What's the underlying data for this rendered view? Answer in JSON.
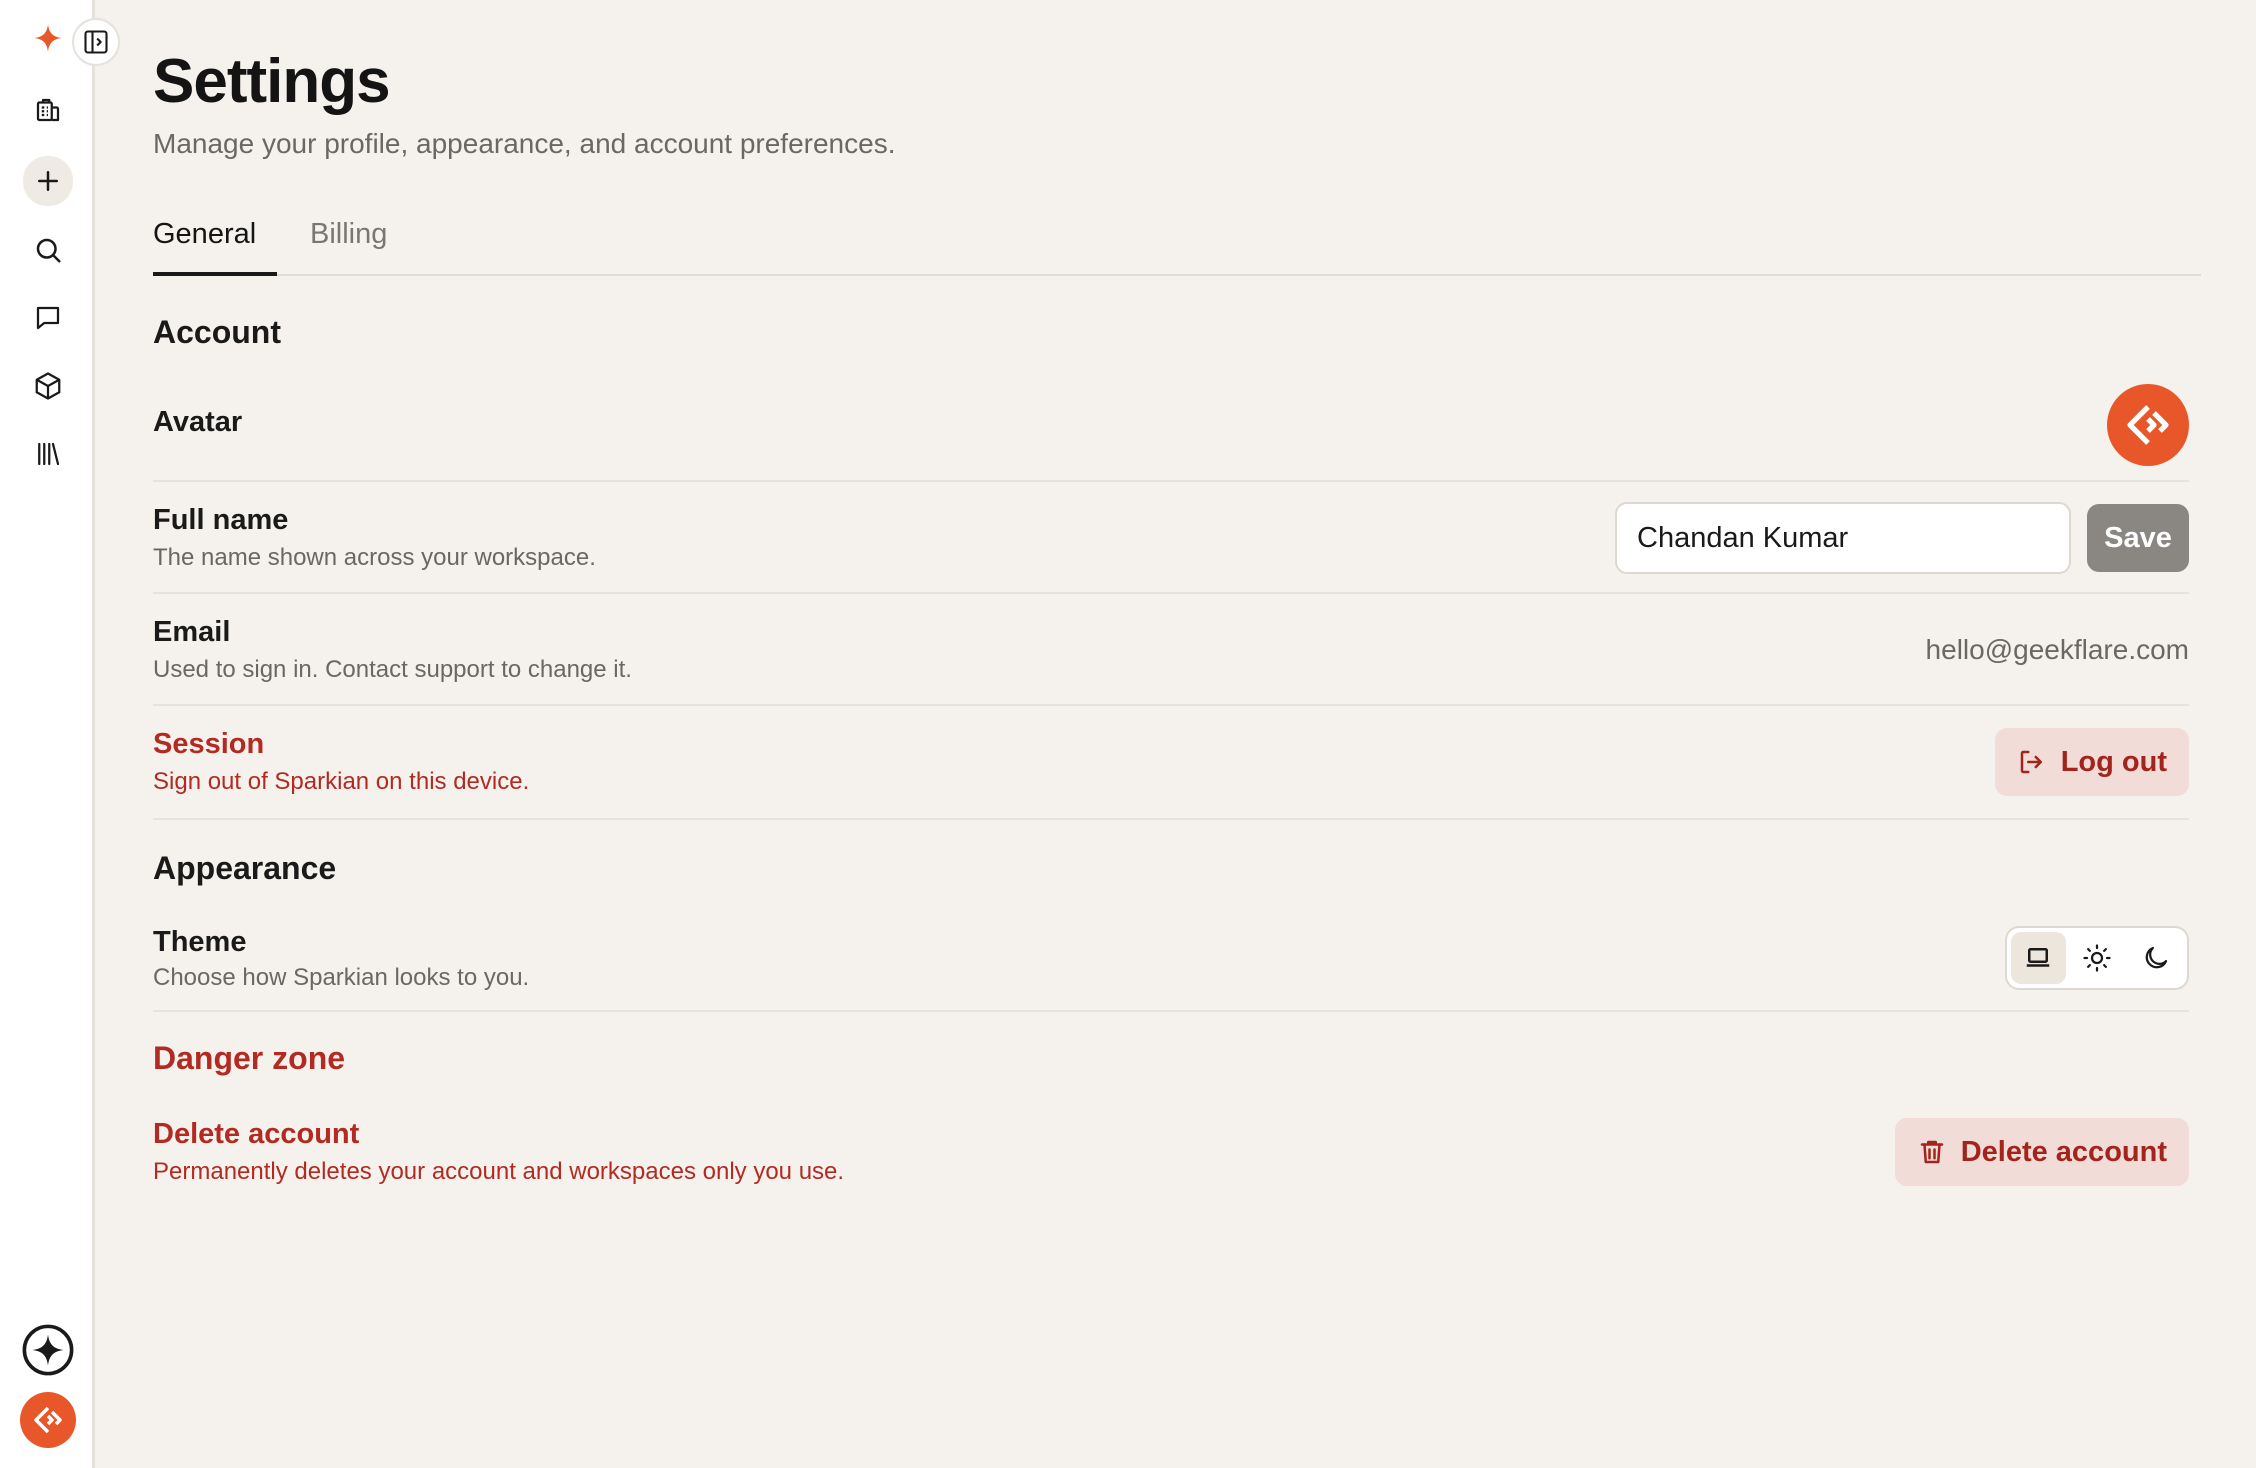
{
  "page": {
    "title": "Settings",
    "subtitle": "Manage your profile, appearance, and account preferences."
  },
  "tabs": [
    {
      "label": "General",
      "active": true
    },
    {
      "label": "Billing",
      "active": false
    }
  ],
  "sidebar": {
    "logo_icon": "sparkle-logo-icon",
    "items": [
      {
        "icon": "building-icon"
      },
      {
        "icon": "plus-icon"
      },
      {
        "icon": "search-icon"
      },
      {
        "icon": "chat-icon"
      },
      {
        "icon": "cube-icon"
      },
      {
        "icon": "library-icon"
      }
    ],
    "bottom": [
      {
        "icon": "sparkle-circle-icon"
      },
      {
        "icon": "user-avatar"
      }
    ]
  },
  "account": {
    "title": "Account",
    "avatar_label": "Avatar",
    "full_name": {
      "label": "Full name",
      "description": "The name shown across your workspace.",
      "value": "Chandan Kumar",
      "save_label": "Save"
    },
    "email": {
      "label": "Email",
      "description": "Used to sign in. Contact support to change it.",
      "value": "hello@geekflare.com"
    },
    "session": {
      "label": "Session",
      "description": "Sign out of Sparkian on this device.",
      "button_label": "Log out"
    }
  },
  "appearance": {
    "title": "Appearance",
    "theme": {
      "label": "Theme",
      "description": "Choose how Sparkian looks to you.",
      "options": [
        "laptop-icon",
        "sun-icon",
        "moon-icon"
      ],
      "selected": "laptop-icon"
    }
  },
  "danger_zone": {
    "title": "Danger zone",
    "delete": {
      "label": "Delete account",
      "description": "Permanently deletes your account and workspaces only you use.",
      "button_label": "Delete account"
    }
  },
  "colors": {
    "accent": "#e8572a",
    "danger": "#b32a22",
    "background": "#f5f2ed"
  }
}
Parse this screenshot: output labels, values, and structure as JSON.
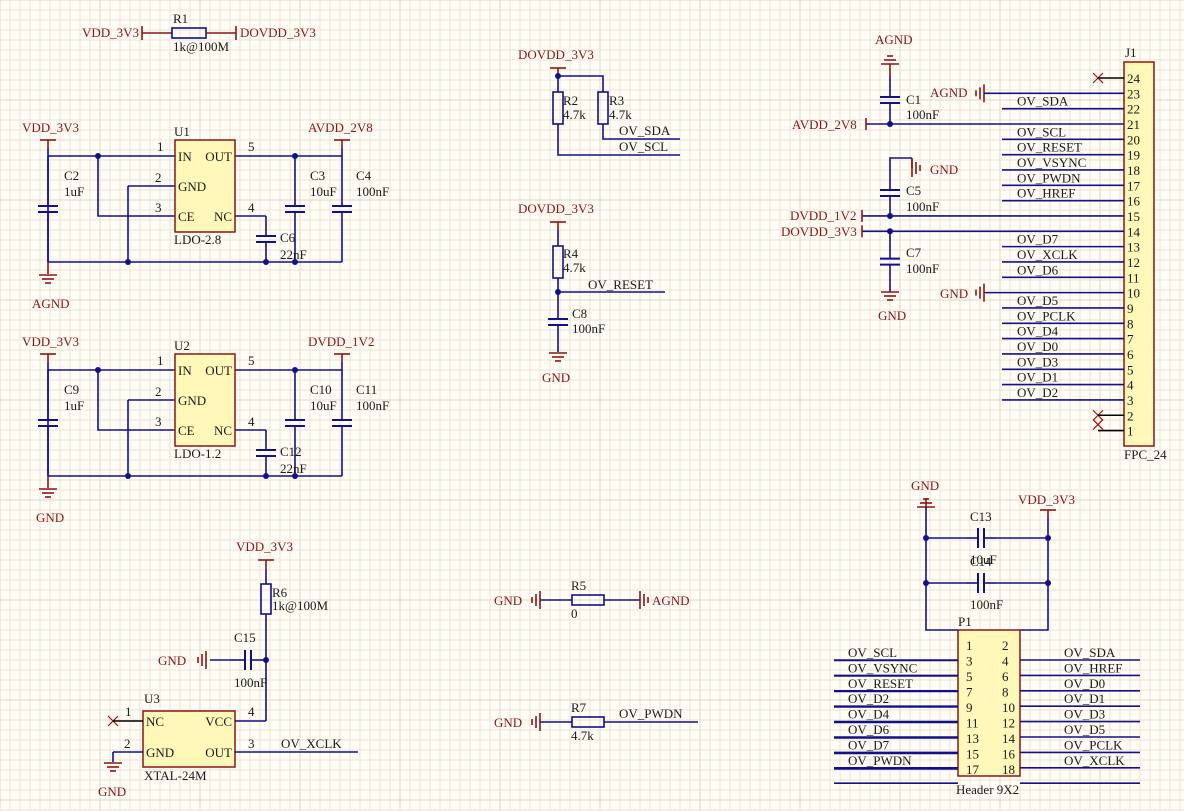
{
  "colors": {
    "wire": "#11118a",
    "power": "#8b1515",
    "pin": "#000000",
    "text": "#1a1a1a",
    "chip_fill": "#fff8b8",
    "chip_stroke": "#8b1515",
    "grid": "#e9e4d6",
    "grid_major": "#ddd6c4",
    "x_mark": "#a01010"
  },
  "r1": {
    "designator": "R1",
    "value": "1k@100M",
    "net_left": "VDD_3V3",
    "net_right": "DOVDD_3V3"
  },
  "u1": {
    "designator": "U1",
    "part": "LDO-2.8",
    "pin_in": "IN",
    "pin_out": "OUT",
    "pin_gnd": "GND",
    "pin_ce": "CE",
    "pin_nc": "NC",
    "num_1": "1",
    "num_2": "2",
    "num_3": "3",
    "num_4": "4",
    "num_5": "5",
    "net_in": "VDD_3V3",
    "net_out": "AVDD_2V8",
    "net_gnd": "AGND",
    "c_in": {
      "designator": "C2",
      "value": "1uF"
    },
    "c_out1": {
      "designator": "C3",
      "value": "10uF"
    },
    "c_out2": {
      "designator": "C4",
      "value": "100nF"
    },
    "c_nc": {
      "designator": "C6",
      "value": "22nF"
    }
  },
  "u2": {
    "designator": "U2",
    "part": "LDO-1.2",
    "pin_in": "IN",
    "pin_out": "OUT",
    "pin_gnd": "GND",
    "pin_ce": "CE",
    "pin_nc": "NC",
    "num_1": "1",
    "num_2": "2",
    "num_3": "3",
    "num_4": "4",
    "num_5": "5",
    "net_in": "VDD_3V3",
    "net_out": "DVDD_1V2",
    "net_gnd": "GND",
    "c_in": {
      "designator": "C9",
      "value": "1uF"
    },
    "c_out1": {
      "designator": "C10",
      "value": "10uF"
    },
    "c_out2": {
      "designator": "C11",
      "value": "100nF"
    },
    "c_nc": {
      "designator": "C12",
      "value": "22nF"
    }
  },
  "u3": {
    "designator": "U3",
    "part": "XTAL-24M",
    "pin_nc": "NC",
    "pin_vcc": "VCC",
    "pin_gnd": "GND",
    "pin_out": "OUT",
    "num_1": "1",
    "num_2": "2",
    "num_3": "3",
    "num_4": "4",
    "net_vdd": "VDD_3V3",
    "net_gnd": "GND",
    "net_gnd2": "GND",
    "net_out": "OV_XCLK",
    "r6": {
      "designator": "R6",
      "value": "1k@100M"
    },
    "c15": {
      "designator": "C15",
      "value": "100nF"
    }
  },
  "i2c": {
    "net_pwr": "DOVDD_3V3",
    "r2": {
      "designator": "R2",
      "value": "4.7k"
    },
    "r3": {
      "designator": "R3",
      "value": "4.7k"
    },
    "net_sda": "OV_SDA",
    "net_scl": "OV_SCL"
  },
  "reset": {
    "net_pwr": "DOVDD_3V3",
    "r4": {
      "designator": "R4",
      "value": "4.7k"
    },
    "net_reset": "OV_RESET",
    "c8": {
      "designator": "C8",
      "value": "100nF"
    },
    "net_gnd": "GND"
  },
  "r5": {
    "designator": "R5",
    "value": "0",
    "net_left": "GND",
    "net_right": "AGND"
  },
  "r7": {
    "designator": "R7",
    "value": "4.7k",
    "net_left": "GND",
    "net_right": "OV_PWDN"
  },
  "j1": {
    "designator": "J1",
    "part": "FPC_24",
    "pins": [
      "24",
      "23",
      "22",
      "21",
      "20",
      "19",
      "18",
      "17",
      "16",
      "15",
      "14",
      "13",
      "12",
      "11",
      "10",
      "9",
      "8",
      "7",
      "6",
      "5",
      "4",
      "3",
      "2",
      "1"
    ],
    "nets": {
      "agnd_top": "AGND",
      "agnd_23": "AGND",
      "sda": "OV_SDA",
      "avdd": "AVDD_2V8",
      "scl": "OV_SCL",
      "reset": "OV_RESET",
      "vsync": "OV_VSYNC",
      "pwdn": "OV_PWDN",
      "href": "OV_HREF",
      "gnd_top": "GND",
      "dvdd": "DVDD_1V2",
      "dovdd": "DOVDD_3V3",
      "d7": "OV_D7",
      "xclk": "OV_XCLK",
      "d6": "OV_D6",
      "gnd_10": "GND",
      "d5": "OV_D5",
      "pclk": "OV_PCLK",
      "d4": "OV_D4",
      "d0": "OV_D0",
      "d3": "OV_D3",
      "d1": "OV_D1",
      "d2": "OV_D2",
      "gnd_bottom": "GND"
    },
    "c1": {
      "designator": "C1",
      "value": "100nF"
    },
    "c5": {
      "designator": "C5",
      "value": "100nF"
    },
    "c7": {
      "designator": "C7",
      "value": "100nF"
    }
  },
  "p1": {
    "designator": "P1",
    "part": "Header 9X2",
    "net_gnd": "GND",
    "net_vdd": "VDD_3V3",
    "c13": {
      "designator": "C13",
      "value": "10uF"
    },
    "c14": {
      "designator": "C14",
      "value": "100nF"
    },
    "rows": [
      {
        "l": "1",
        "r": "2",
        "ln": "OV_SCL",
        "rn": "OV_SDA"
      },
      {
        "l": "3",
        "r": "4",
        "ln": "OV_VSYNC",
        "rn": "OV_HREF"
      },
      {
        "l": "5",
        "r": "6",
        "ln": "OV_RESET",
        "rn": "OV_D0"
      },
      {
        "l": "7",
        "r": "8",
        "ln": "OV_D2",
        "rn": "OV_D1"
      },
      {
        "l": "9",
        "r": "10",
        "ln": "OV_D4",
        "rn": "OV_D3"
      },
      {
        "l": "11",
        "r": "12",
        "ln": "OV_D6",
        "rn": "OV_D5"
      },
      {
        "l": "13",
        "r": "14",
        "ln": "OV_D7",
        "rn": "OV_PCLK"
      },
      {
        "l": "15",
        "r": "16",
        "ln": "OV_PWDN",
        "rn": "OV_XCLK"
      },
      {
        "l": "17",
        "r": "18",
        "ln": "",
        "rn": ""
      }
    ]
  }
}
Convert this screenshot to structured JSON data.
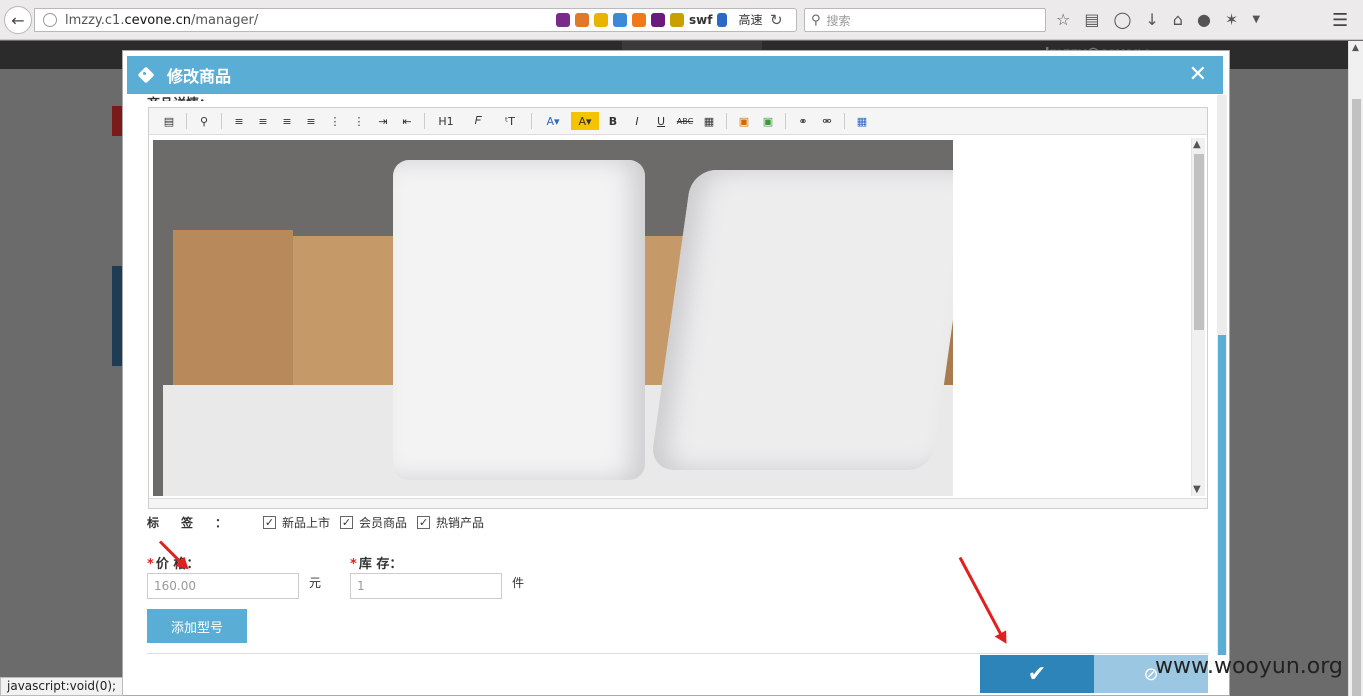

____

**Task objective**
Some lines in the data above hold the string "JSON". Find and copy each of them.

**Reply**
What's the underlying data for this rendered view? Answer in JSON.
Parse this screenshot: output labels, values, and structure as JSON.
Convert this screenshot to structured JSON data.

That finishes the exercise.